[Data about app and page elements]
----
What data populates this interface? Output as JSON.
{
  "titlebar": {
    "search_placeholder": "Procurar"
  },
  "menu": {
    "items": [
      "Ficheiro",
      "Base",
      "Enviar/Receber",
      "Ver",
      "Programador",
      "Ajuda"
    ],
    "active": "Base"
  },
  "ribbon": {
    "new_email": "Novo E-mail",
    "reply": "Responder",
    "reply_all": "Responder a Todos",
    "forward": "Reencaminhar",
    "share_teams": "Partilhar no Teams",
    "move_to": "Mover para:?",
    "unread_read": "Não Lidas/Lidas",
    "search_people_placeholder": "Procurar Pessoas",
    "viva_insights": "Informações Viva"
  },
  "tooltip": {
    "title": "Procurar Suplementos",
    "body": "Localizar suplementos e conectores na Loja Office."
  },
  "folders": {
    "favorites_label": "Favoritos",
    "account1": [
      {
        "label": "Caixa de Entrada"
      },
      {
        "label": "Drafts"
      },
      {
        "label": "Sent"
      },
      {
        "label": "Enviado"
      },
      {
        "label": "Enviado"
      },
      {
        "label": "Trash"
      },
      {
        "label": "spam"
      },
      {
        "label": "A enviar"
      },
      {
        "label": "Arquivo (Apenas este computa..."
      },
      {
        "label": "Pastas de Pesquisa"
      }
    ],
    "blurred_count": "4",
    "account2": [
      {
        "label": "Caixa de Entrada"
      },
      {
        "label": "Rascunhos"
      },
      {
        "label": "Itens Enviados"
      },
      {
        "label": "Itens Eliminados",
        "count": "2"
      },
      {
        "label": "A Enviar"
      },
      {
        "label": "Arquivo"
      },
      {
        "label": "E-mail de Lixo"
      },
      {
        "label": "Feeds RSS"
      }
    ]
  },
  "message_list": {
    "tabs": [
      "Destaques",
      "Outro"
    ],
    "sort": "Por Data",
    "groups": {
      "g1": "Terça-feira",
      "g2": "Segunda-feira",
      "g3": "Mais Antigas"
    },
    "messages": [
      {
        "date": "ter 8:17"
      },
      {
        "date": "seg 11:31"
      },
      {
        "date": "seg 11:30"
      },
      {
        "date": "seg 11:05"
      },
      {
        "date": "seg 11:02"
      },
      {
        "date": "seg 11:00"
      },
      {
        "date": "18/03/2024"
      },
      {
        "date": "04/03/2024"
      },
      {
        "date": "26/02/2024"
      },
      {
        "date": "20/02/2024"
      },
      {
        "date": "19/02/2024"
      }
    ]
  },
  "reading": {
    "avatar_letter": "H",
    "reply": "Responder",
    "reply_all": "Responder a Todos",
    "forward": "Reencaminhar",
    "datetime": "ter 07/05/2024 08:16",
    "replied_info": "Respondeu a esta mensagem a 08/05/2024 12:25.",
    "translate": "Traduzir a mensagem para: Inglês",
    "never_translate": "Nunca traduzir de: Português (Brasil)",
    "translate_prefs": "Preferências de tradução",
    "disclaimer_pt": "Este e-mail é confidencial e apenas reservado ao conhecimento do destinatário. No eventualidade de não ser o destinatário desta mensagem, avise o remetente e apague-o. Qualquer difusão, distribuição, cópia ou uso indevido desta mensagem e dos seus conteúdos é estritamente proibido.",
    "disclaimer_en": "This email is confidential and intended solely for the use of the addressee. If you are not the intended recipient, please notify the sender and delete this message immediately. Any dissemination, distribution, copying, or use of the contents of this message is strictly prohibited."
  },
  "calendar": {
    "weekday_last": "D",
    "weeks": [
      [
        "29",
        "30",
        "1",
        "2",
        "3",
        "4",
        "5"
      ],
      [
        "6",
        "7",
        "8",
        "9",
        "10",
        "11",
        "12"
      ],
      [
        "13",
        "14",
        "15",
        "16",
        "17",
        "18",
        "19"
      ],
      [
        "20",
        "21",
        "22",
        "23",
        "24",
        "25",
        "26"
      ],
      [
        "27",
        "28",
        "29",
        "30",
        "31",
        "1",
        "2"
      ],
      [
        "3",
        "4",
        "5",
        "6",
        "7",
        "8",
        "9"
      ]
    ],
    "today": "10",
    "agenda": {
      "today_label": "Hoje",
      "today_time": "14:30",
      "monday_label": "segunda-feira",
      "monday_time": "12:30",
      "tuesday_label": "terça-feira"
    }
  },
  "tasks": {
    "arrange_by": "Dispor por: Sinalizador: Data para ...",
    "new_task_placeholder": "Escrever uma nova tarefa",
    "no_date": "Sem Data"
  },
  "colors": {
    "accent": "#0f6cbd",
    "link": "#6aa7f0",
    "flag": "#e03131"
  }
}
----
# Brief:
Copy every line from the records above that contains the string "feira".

# Your solution:
      "g1": "Terça-feira",
      "g2": "Segunda-feira",
      "monday_label": "segunda-feira",
      "tuesday_label": "terça-feira"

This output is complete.